Psychoeducational Tutoring: Basic Details

  • OPT's tutors are nonprofessionals, often college students or recent graduates. They are "educational facilitators," providing the social support, modeling, and reinforcement that make their students' work possible. They do NOT provide counseling or psychological services of any kind.
  • With tutors' support, students work through materials that teach a variety of psychological and behavioral skills (e.g. how to set goals and use self-discipline, make joint decisions and handle frustrations, build friendships and carry out social conversation, etc.). Many students also do specific academic tasks with their tutors, particularly in reading or math. Curricular materials and methods can be adapted to a wide variety of ages, though we primarily work with students who are in the 5 to 10 or so age range 
  • Tutors do NOT provide homework help. They typically work with our curricular materials only. 
  • Tutors are employees of OPT, and they work under our guidance. If parents have particular hopes for their student's tutoring, they are encouraged to communicate these to us, and we can guide the student's tutor accordingly. Tutors cannot be expected to respond to crisis moments as they arise (in other words: the tutor's job is to help the student progress through curricular materials, rather than to respond to the student's needs or priorities day-to-day).
  • All tutoring sessions are held by telephone, with the tutor calling the student at appointed times. Tutor and student each have copies of the books, and they carry out readings and exercises together by phone.
  • Tutoring takes place 6, 5, 4, or 3 days/week. 
  • Tutoring generally occurs year-round, continuing over summer and winter breaks. 

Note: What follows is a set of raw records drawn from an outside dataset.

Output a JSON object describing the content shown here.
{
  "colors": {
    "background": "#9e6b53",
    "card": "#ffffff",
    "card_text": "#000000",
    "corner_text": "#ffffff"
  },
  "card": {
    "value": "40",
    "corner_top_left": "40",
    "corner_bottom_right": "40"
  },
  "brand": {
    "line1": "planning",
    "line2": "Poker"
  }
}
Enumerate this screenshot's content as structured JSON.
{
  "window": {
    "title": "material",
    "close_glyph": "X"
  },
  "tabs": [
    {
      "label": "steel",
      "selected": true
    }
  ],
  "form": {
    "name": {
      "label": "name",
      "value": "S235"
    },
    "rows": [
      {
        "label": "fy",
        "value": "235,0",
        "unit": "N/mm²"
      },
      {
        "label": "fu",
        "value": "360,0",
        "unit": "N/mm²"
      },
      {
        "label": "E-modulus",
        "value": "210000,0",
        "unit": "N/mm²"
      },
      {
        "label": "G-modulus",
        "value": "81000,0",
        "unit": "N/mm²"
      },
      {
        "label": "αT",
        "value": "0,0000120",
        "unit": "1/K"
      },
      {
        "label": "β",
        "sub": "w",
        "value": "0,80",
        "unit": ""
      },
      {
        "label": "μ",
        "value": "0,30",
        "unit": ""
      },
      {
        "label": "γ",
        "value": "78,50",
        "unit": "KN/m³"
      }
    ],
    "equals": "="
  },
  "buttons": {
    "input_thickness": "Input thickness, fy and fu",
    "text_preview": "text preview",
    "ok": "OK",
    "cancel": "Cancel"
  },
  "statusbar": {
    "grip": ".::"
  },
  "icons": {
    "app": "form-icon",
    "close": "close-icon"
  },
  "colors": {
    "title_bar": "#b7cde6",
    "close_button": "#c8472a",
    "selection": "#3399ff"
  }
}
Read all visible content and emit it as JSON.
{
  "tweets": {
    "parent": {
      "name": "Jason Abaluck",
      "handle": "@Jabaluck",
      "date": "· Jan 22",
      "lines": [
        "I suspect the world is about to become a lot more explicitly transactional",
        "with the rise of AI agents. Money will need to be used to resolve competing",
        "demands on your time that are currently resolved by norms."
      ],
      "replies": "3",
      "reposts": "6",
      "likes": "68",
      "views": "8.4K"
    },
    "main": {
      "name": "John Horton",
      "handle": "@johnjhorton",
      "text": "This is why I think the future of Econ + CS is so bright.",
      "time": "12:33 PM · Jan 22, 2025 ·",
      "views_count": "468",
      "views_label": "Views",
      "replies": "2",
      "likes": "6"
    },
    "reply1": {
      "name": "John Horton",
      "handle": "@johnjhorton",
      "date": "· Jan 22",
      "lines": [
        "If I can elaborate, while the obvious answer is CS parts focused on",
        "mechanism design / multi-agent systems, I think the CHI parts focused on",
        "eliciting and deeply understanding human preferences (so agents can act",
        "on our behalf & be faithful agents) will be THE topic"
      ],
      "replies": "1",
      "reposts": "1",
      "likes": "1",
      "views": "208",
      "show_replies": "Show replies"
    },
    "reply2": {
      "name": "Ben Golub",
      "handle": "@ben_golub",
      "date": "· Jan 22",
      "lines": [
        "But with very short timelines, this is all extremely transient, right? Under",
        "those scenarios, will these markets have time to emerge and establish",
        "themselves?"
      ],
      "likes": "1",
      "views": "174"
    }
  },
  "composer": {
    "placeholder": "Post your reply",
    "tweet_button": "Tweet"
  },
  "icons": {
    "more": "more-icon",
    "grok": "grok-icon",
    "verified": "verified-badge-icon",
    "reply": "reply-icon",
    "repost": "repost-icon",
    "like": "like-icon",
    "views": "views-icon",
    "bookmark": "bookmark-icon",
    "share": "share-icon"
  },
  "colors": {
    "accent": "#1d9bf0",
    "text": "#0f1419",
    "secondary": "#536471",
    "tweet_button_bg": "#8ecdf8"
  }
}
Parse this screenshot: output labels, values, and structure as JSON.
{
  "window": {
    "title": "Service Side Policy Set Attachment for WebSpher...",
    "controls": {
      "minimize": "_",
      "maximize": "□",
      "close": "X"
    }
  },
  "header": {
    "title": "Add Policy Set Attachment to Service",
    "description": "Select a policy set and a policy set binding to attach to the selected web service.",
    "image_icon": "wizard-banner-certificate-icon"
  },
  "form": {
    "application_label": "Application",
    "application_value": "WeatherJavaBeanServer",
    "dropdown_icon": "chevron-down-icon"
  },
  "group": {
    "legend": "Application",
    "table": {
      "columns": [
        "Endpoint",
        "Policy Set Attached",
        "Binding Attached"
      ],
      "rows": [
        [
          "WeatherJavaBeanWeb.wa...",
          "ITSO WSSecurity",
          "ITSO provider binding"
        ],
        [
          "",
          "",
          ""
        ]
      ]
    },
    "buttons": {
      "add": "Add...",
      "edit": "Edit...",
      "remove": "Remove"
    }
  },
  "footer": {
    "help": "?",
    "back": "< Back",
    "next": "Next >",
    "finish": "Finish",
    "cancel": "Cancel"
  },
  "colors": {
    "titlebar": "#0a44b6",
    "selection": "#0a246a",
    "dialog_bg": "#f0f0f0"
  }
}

Other Parent Resources

Disclaimers and Expectations for Parents (click to open new window)

Frequently Asked Questions for Parents (click to open new page)

Measures

Parents may also be interested in some of our Parent Practices scales, measures which are intended to highlight the good things parents are doing to a) nurture positive emotional climates at home, and b) maintain their own authority with kindness. We often teach students in our tutoring the methods and the benefits of self-monitoring practices (setting goals and monitoring progress towards these goals); these scales can be useful for parents' own periodic self-monitoring.